» **Task to carry out**: Look through the data below, tally the lines where "representation" occurs, and write the total alone.

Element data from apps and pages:
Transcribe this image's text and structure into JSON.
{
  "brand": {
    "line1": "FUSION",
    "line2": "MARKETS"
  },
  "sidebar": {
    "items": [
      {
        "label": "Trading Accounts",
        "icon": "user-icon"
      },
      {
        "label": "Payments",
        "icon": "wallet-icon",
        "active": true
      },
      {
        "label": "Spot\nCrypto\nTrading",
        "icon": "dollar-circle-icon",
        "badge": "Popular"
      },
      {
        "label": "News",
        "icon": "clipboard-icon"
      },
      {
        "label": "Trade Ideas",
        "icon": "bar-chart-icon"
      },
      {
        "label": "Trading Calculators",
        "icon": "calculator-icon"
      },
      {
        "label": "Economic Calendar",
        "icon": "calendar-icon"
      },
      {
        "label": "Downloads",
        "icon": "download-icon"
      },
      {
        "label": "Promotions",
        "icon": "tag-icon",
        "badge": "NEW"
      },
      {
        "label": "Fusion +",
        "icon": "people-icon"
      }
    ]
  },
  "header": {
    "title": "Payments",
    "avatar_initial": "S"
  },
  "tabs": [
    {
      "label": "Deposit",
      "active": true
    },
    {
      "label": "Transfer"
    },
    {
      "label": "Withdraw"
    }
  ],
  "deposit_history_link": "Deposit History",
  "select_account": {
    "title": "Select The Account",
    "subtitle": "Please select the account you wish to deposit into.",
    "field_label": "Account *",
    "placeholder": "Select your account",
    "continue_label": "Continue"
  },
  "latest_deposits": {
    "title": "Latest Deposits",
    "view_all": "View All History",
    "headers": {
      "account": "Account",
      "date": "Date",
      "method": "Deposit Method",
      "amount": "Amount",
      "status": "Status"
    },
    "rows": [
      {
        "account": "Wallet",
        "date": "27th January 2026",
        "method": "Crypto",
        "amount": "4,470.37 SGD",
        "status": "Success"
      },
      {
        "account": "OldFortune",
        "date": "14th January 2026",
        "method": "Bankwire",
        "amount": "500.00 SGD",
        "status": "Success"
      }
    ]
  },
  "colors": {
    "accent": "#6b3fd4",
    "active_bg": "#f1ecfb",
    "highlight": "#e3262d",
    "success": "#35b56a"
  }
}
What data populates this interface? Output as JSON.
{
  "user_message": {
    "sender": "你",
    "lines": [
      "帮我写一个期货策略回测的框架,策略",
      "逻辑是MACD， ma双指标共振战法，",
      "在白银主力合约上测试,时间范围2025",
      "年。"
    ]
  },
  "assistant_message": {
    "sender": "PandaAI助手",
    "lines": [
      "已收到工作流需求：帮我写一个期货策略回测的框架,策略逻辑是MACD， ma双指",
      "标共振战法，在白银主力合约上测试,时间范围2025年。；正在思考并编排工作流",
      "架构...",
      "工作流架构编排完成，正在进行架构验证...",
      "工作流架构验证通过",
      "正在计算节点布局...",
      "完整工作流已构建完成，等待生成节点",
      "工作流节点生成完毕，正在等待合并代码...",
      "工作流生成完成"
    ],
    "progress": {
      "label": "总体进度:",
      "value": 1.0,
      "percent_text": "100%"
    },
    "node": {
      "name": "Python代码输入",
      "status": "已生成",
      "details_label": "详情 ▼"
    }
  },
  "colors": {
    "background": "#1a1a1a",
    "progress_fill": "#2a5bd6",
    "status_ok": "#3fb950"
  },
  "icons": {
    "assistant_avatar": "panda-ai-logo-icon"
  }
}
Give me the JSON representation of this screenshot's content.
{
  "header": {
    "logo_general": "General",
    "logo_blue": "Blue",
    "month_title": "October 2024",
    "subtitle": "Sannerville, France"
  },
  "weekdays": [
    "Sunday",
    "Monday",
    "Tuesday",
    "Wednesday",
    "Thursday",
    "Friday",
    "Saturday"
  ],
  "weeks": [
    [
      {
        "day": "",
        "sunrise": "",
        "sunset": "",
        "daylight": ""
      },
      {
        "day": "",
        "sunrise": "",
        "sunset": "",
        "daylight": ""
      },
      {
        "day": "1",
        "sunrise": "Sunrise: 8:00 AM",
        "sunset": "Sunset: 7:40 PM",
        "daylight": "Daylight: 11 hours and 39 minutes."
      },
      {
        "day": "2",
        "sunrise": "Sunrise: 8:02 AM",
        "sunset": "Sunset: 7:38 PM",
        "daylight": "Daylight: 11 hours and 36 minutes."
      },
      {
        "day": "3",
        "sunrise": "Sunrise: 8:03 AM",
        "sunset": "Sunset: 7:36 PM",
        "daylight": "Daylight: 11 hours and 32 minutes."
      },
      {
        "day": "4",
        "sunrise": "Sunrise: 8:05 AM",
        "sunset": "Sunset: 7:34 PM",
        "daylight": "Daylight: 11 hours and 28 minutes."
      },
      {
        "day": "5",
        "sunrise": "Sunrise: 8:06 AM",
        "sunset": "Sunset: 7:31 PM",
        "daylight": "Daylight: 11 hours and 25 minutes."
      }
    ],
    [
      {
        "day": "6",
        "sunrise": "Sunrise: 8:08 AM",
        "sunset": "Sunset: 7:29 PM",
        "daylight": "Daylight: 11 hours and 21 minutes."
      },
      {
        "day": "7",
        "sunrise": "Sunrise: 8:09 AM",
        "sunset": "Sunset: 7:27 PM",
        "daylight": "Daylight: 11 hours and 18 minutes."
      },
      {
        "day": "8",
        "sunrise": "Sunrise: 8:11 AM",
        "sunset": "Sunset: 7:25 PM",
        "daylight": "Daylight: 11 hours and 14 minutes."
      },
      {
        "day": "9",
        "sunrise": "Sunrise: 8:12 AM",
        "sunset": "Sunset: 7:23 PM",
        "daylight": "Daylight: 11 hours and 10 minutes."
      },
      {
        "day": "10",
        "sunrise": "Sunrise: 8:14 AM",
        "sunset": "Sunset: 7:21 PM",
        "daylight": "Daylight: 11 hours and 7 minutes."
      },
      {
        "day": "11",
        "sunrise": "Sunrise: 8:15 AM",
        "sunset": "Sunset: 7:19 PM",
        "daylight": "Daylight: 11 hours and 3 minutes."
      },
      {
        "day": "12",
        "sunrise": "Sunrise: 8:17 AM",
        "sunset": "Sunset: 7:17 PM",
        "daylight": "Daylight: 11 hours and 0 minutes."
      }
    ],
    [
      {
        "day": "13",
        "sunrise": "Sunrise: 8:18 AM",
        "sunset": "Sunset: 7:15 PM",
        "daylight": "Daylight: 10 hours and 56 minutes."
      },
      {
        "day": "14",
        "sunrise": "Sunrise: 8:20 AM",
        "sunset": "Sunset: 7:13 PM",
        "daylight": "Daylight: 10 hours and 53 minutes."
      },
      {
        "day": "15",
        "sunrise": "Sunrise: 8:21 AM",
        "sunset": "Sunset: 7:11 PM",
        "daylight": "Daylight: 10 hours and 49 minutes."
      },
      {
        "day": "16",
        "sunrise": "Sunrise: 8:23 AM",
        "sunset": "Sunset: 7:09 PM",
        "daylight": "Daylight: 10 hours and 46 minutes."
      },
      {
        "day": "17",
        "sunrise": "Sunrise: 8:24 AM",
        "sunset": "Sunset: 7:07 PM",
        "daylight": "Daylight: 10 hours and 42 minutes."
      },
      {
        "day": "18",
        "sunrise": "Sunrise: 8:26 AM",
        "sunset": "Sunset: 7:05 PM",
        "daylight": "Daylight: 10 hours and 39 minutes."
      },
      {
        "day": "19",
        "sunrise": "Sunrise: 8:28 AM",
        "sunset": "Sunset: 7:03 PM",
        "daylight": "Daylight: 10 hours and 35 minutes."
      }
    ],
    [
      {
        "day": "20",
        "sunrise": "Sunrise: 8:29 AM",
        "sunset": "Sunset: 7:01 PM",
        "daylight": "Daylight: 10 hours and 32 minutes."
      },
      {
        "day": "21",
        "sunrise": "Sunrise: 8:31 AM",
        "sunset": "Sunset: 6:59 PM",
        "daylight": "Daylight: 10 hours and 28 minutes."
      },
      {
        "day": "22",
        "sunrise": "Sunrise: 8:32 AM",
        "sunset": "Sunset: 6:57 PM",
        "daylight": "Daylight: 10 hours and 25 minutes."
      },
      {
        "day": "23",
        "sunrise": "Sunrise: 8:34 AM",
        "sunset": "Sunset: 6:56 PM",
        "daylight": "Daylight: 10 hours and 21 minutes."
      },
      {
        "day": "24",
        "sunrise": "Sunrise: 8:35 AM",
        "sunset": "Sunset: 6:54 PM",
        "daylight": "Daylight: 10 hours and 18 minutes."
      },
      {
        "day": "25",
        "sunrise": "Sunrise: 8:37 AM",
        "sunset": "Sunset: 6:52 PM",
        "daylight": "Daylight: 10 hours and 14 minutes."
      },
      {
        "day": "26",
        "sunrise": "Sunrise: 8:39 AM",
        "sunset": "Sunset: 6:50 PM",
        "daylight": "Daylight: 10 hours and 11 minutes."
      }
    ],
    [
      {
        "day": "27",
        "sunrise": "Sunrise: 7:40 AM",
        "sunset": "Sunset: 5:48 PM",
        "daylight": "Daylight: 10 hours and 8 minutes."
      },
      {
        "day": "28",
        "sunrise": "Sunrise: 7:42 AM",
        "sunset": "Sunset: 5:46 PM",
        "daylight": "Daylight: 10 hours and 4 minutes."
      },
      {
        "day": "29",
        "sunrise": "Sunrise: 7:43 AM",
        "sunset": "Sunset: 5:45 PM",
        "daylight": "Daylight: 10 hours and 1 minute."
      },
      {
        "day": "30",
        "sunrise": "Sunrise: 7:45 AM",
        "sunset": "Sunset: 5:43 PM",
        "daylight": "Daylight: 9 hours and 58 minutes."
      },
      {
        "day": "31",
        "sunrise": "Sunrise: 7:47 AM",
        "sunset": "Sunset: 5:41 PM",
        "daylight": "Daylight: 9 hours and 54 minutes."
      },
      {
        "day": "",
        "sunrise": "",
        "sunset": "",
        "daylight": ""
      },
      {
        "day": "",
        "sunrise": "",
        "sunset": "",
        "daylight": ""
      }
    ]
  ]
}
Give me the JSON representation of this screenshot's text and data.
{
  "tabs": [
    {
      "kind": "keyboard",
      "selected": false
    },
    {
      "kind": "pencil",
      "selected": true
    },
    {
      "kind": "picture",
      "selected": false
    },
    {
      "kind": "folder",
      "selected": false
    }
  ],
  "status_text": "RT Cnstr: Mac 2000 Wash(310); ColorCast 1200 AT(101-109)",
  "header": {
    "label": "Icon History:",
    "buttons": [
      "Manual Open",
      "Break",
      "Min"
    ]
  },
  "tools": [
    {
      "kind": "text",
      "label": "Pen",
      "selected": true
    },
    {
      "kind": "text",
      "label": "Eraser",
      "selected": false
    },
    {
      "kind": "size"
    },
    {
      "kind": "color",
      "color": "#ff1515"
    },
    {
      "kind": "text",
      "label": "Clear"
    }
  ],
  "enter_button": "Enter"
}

» **Task output**: 2